### PROBLEM
In the entries below, find the lines that contain the word "Time" and copy them.

### EXTRACTED RECORDS
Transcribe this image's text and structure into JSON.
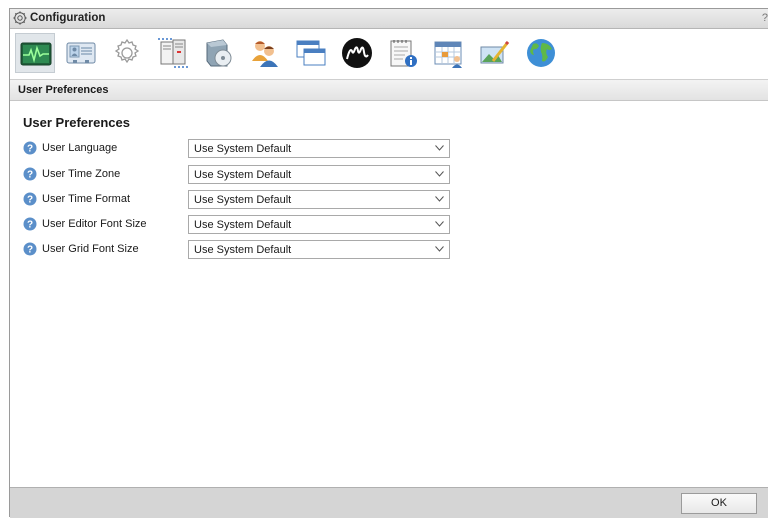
{
  "window": {
    "title": "Configuration",
    "help_glyph": "?"
  },
  "toolbar": {
    "buttons": [
      {
        "icon": "system-monitor-icon",
        "selected": true
      },
      {
        "icon": "user-card-icon",
        "selected": false
      },
      {
        "icon": "gear-icon",
        "selected": false
      },
      {
        "icon": "server-icon",
        "selected": false
      },
      {
        "icon": "software-box-icon",
        "selected": false
      },
      {
        "icon": "users-icon",
        "selected": false
      },
      {
        "icon": "windows-icon",
        "selected": false
      },
      {
        "icon": "m-logo-icon",
        "selected": false
      },
      {
        "icon": "notepad-info-icon",
        "selected": false
      },
      {
        "icon": "calendar-user-icon",
        "selected": false
      },
      {
        "icon": "image-edit-icon",
        "selected": false
      },
      {
        "icon": "globe-icon",
        "selected": false
      }
    ]
  },
  "section": {
    "header": "User Preferences"
  },
  "form": {
    "title": "User Preferences",
    "rows": [
      {
        "label": "User Language",
        "value": "Use System Default"
      },
      {
        "label": "User Time Zone",
        "value": "Use System Default"
      },
      {
        "label": "User Time Format",
        "value": "Use System Default"
      },
      {
        "label": "User Editor Font Size",
        "value": "Use System Default"
      },
      {
        "label": "User Grid Font Size",
        "value": "Use System Default"
      }
    ]
  },
  "footer": {
    "ok_label": "OK"
  },
  "colors": {
    "help_icon": "#5b8fc9",
    "selected_tab_bg": "#e1e6ea"
  }
}
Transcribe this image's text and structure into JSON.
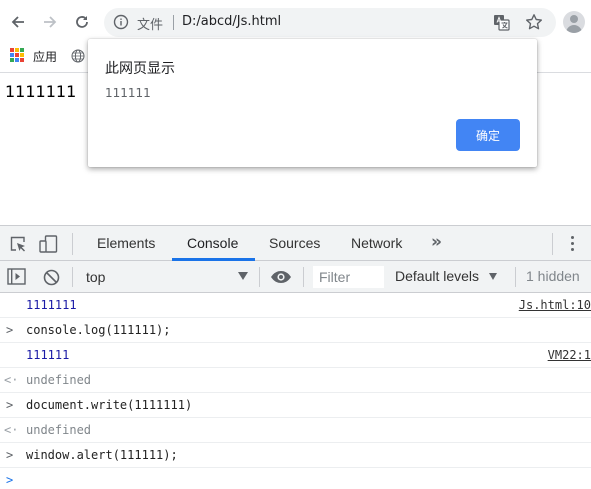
{
  "browser": {
    "omnibox": {
      "scheme_label": "文件",
      "url": "D:/abcd/Js.html"
    },
    "bookmarks": {
      "apps_label": "应用"
    },
    "icons": [
      "back-arrow-icon",
      "forward-arrow-icon",
      "reload-icon",
      "info-icon",
      "translate-icon",
      "star-icon",
      "profile-icon",
      "apps-grid-icon",
      "globe-icon"
    ]
  },
  "page": {
    "text": "1111111"
  },
  "dialog": {
    "title": "此网页显示",
    "message": "111111",
    "ok_label": "确定",
    "ok_color": "#4285f4"
  },
  "devtools": {
    "tabs": [
      "Elements",
      "Console",
      "Sources",
      "Network"
    ],
    "active_tab": "Console",
    "more_tabs": "»",
    "context": "top",
    "filter_placeholder": "Filter",
    "levels": "Default levels",
    "hidden": "1 hidden",
    "accent_color": "#1a73e8",
    "console": [
      {
        "kind": "log",
        "text": "1111111",
        "source": "Js.html:10"
      },
      {
        "kind": "input",
        "glyph": ">",
        "text": "console.log(111111);"
      },
      {
        "kind": "log",
        "text": "111111",
        "source": "VM22:1"
      },
      {
        "kind": "result",
        "glyph": "<·",
        "text": "undefined"
      },
      {
        "kind": "input",
        "glyph": ">",
        "text": "document.write(1111111)"
      },
      {
        "kind": "result",
        "glyph": "<·",
        "text": "undefined"
      },
      {
        "kind": "input",
        "glyph": ">",
        "text": " window.alert(111111);"
      },
      {
        "kind": "prompt",
        "glyph": ">",
        "text": ""
      }
    ]
  }
}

### RESULT OF THIS TASK
        "label": "User Time Zone",
        "label": "User Time Format",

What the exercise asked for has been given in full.